Women being defined by their relationship statuses is an old problem that stretches beyond age. As Kate Bolick pointed out in 2015’s Spinster, “Whom to marry and when will it happen—these two questions define every woman’s existence, regardless of where she was raised or what religion she does or doesn’t practice. She may grow up to love women instead of men, or to decide she simply doesn’t believe in marriage. No matter.”
This, despite the fact that women have been pushing back against these confinements for at least a century. All the way back in 1889, for example, when Tit-Bits magazine asked women why they were spinsters, the responses were sharp, bordering on acerbic. One wrote: “Because I have other professions open to me in which the hours are shorter, the work more agreeable, and the pay possibly better.” Another replied: “I find the animal man less docile than a dog, less affectionate than a cat, and less amusing than a monkey.”
Even when it’s well-intentioned, when we continue to judge famous men for the relationships they’re in, what we’re also doing is reminding women that much of their value continues to be assessed through the lens of both their romantic lives and their ages. What’s more, assuming men have all the onus over these relationships strips their wives and girlfriends of agency, as if these women had no hand in their own relationship status, or choice of partner.
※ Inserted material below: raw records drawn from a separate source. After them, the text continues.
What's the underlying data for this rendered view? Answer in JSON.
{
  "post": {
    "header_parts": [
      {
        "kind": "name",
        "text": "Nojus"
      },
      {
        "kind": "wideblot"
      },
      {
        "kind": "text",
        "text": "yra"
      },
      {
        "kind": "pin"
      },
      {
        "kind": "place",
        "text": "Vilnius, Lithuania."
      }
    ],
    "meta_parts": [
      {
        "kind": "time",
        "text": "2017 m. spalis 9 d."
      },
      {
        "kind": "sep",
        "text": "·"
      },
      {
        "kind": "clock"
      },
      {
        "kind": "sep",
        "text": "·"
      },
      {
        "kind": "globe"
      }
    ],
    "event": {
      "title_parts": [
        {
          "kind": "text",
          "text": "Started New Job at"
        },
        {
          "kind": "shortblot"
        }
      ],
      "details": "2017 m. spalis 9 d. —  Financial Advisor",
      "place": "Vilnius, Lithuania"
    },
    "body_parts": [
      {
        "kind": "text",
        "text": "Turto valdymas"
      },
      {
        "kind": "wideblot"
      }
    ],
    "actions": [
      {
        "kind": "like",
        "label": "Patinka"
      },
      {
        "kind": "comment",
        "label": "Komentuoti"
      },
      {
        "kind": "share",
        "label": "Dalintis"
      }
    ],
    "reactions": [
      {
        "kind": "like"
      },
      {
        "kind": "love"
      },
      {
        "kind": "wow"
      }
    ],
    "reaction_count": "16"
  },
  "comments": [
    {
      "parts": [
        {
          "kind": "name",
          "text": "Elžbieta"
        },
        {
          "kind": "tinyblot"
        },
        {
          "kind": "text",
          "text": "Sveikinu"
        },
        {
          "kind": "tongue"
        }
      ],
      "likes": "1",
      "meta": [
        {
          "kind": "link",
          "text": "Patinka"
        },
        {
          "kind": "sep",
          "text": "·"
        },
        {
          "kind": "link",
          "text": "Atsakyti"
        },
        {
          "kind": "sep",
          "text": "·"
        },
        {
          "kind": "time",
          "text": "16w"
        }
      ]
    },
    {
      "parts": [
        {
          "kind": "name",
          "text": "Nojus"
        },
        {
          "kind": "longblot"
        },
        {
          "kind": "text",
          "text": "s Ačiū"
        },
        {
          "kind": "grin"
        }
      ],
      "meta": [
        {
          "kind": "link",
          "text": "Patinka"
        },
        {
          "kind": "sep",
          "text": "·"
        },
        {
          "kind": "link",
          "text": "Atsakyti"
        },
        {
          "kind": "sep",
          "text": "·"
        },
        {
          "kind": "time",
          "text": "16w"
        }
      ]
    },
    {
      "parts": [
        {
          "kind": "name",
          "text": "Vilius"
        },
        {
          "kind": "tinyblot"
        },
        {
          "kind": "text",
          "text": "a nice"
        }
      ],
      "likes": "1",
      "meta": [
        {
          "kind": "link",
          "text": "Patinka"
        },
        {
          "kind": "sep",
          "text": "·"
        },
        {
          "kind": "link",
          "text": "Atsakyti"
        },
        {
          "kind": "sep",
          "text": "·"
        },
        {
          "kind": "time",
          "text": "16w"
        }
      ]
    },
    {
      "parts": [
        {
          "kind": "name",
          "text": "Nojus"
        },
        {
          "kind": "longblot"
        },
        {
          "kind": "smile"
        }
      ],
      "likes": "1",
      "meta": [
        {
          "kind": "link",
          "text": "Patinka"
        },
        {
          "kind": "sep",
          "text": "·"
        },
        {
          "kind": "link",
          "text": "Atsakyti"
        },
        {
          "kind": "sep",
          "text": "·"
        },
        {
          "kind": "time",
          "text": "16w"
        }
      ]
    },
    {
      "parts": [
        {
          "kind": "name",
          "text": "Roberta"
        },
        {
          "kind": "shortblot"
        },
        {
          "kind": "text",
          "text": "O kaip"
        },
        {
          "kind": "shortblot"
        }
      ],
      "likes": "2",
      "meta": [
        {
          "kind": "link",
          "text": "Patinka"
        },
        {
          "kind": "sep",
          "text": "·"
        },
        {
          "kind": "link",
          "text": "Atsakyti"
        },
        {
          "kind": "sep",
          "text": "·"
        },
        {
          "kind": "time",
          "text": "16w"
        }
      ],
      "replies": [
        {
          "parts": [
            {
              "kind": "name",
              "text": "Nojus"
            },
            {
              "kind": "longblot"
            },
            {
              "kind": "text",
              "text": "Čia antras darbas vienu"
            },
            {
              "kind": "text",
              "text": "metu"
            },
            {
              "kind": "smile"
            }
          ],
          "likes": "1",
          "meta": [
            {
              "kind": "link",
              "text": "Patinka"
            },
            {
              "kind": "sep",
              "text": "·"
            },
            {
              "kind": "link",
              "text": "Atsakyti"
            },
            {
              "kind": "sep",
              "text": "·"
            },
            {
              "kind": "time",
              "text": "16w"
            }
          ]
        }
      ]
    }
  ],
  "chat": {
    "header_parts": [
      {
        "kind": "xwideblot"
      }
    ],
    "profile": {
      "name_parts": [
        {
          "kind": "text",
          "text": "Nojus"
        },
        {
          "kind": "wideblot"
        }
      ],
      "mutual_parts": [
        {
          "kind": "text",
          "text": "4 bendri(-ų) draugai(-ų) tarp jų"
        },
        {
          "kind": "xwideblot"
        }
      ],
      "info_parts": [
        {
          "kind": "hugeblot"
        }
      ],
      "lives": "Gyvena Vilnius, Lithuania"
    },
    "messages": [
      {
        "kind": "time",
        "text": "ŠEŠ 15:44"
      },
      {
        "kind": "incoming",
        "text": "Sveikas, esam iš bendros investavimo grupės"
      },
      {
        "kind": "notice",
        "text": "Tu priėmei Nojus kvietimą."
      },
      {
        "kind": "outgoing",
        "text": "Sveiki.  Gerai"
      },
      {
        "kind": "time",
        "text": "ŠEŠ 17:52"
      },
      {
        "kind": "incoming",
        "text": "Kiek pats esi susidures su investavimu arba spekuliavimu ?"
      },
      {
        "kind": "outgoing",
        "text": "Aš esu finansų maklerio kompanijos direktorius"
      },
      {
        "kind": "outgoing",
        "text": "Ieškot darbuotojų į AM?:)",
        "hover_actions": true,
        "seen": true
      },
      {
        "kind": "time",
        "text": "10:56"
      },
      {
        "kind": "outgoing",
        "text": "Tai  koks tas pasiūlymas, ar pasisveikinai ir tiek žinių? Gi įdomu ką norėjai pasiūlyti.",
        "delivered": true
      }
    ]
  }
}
In the end, passing judgement over partnerships between anyone, regardless of profession, or age, or sexuality, or race is utterly pointless. People will love who they want to love. Griping about it helps nobody.